Copy out all the entries shown below, exactly as they appear.
________________________________________
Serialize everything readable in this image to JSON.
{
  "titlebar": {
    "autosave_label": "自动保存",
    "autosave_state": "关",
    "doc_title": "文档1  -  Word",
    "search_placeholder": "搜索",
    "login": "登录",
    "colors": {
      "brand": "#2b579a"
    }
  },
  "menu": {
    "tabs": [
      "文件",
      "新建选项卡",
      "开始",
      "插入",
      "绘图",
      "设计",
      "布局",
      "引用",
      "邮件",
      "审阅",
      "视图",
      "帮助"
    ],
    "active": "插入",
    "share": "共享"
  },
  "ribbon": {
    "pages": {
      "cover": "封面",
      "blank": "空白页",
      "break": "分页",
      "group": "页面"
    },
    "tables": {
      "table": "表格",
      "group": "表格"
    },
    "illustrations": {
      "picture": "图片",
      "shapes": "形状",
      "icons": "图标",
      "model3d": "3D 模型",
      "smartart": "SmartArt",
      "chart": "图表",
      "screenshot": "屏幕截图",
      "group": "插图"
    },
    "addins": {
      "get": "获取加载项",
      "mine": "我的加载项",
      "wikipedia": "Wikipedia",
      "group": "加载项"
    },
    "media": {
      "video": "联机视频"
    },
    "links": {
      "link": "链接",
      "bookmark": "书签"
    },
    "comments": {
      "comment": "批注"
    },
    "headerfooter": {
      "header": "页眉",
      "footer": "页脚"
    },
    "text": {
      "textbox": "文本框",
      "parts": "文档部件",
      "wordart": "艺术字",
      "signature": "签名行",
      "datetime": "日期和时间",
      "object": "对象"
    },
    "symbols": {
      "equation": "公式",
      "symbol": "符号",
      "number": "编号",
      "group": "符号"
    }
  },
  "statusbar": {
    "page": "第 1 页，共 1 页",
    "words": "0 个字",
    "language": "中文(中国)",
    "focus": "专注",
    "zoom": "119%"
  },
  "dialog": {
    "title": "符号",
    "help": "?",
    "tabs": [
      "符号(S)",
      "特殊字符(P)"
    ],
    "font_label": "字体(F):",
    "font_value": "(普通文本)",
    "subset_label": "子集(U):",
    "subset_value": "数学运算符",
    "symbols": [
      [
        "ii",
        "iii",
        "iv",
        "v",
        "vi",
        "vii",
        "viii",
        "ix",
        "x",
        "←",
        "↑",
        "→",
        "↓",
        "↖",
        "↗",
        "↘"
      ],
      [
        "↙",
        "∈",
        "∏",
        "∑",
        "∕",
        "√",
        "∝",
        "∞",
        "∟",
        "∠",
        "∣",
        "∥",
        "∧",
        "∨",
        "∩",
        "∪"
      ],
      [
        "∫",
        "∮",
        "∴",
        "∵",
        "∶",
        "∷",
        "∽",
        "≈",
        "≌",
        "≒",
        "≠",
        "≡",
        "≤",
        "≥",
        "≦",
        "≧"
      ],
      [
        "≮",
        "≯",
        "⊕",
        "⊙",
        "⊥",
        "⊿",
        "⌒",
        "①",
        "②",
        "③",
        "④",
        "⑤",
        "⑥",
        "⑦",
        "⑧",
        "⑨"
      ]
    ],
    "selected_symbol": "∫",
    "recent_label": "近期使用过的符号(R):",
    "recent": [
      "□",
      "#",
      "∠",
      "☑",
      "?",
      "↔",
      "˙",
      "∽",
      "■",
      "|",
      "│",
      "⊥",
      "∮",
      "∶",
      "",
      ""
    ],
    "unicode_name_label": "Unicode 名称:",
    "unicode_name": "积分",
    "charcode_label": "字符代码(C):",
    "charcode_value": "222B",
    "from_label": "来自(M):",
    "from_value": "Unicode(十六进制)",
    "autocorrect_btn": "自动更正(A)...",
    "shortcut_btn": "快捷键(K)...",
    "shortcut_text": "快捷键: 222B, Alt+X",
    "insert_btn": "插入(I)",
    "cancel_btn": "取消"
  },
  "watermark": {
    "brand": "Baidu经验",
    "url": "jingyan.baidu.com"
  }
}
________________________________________
# The completed task
Serialize everything readable in this image to JSON.
{
  "titlebar": {
    "autosave_label": "自动保存",
    "autosave_state": "关",
    "doc_title": "文档1  -  Word",
    "search_placeholder": "搜索",
    "login": "登录",
    "colors": {
      "brand": "#2b579a"
    }
  },
  "menu": {
    "tabs": [
      "文件",
      "新建选项卡",
      "开始",
      "插入",
      "绘图",
      "设计",
      "布局",
      "引用",
      "邮件",
      "审阅",
      "视图",
      "帮助"
    ],
    "active": "插入",
    "share": "共享"
  },
  "ribbon": {
    "pages": {
      "cover": "封面",
      "blank": "空白页",
      "break": "分页",
      "group": "页面"
    },
    "tables": {
      "table": "表格",
      "group": "表格"
    },
    "illustrations": {
      "picture": "图片",
      "shapes": "形状",
      "icons": "图标",
      "model3d": "3D 模型",
      "smartart": "SmartArt",
      "chart": "图表",
      "screenshot": "屏幕截图",
      "group": "插图"
    },
    "addins": {
      "get": "获取加载项",
      "mine": "我的加载项",
      "wikipedia": "Wikipedia",
      "group": "加载项"
    },
    "media": {
      "video": "联机视频"
    },
    "links": {
      "link": "链接",
      "bookmark": "书签"
    },
    "comments": {
      "comment": "批注"
    },
    "headerfooter": {
      "header": "页眉",
      "footer": "页脚"
    },
    "text": {
      "textbox": "文本框",
      "parts": "文档部件",
      "wordart": "艺术字",
      "signature": "签名行",
      "datetime": "日期和时间",
      "object": "对象"
    },
    "symbols": {
      "equation": "公式",
      "symbol": "符号",
      "number": "编号",
      "group": "符号"
    }
  },
  "statusbar": {
    "page": "第 1 页，共 1 页",
    "words": "0 个字",
    "language": "中文(中国)",
    "focus": "专注",
    "zoom": "119%"
  },
  "dialog": {
    "title": "符号",
    "help": "?",
    "tabs": [
      "符号(S)",
      "特殊字符(P)"
    ],
    "font_label": "字体(F):",
    "font_value": "(普通文本)",
    "subset_label": "子集(U):",
    "subset_value": "数学运算符",
    "symbols": [
      [
        "ii",
        "iii",
        "iv",
        "v",
        "vi",
        "vii",
        "viii",
        "ix",
        "x",
        "←",
        "↑",
        "→",
        "↓",
        "↖",
        "↗",
        "↘"
      ],
      [
        "↙",
        "∈",
        "∏",
        "∑",
        "∕",
        "√",
        "∝",
        "∞",
        "∟",
        "∠",
        "∣",
        "∥",
        "∧",
        "∨",
        "∩",
        "∪"
      ],
      [
        "∫",
        "∮",
        "∴",
        "∵",
        "∶",
        "∷",
        "∽",
        "≈",
        "≌",
        "≒",
        "≠",
        "≡",
        "≤",
        "≥",
        "≦",
        "≧"
      ],
      [
        "≮",
        "≯",
        "⊕",
        "⊙",
        "⊥",
        "⊿",
        "⌒",
        "①",
        "②",
        "③",
        "④",
        "⑤",
        "⑥",
        "⑦",
        "⑧",
        "⑨"
      ]
    ],
    "selected_symbol": "∫",
    "recent_label": "近期使用过的符号(R):",
    "recent": [
      "□",
      "#",
      "∠",
      "☑",
      "?",
      "↔",
      "˙",
      "∽",
      "■",
      "|",
      "│",
      "⊥",
      "∮",
      "∶",
      "",
      ""
    ],
    "unicode_name_label": "Unicode 名称:",
    "unicode_name": "积分",
    "charcode_label": "字符代码(C):",
    "charcode_value": "222B",
    "from_label": "来自(M):",
    "from_value": "Unicode(十六进制)",
    "autocorrect_btn": "自动更正(A)...",
    "shortcut_btn": "快捷键(K)...",
    "shortcut_text": "快捷键: 222B, Alt+X",
    "insert_btn": "插入(I)",
    "cancel_btn": "取消"
  },
  "watermark": {
    "brand": "Baidu经验",
    "url": "jingyan.baidu.com"
  }
}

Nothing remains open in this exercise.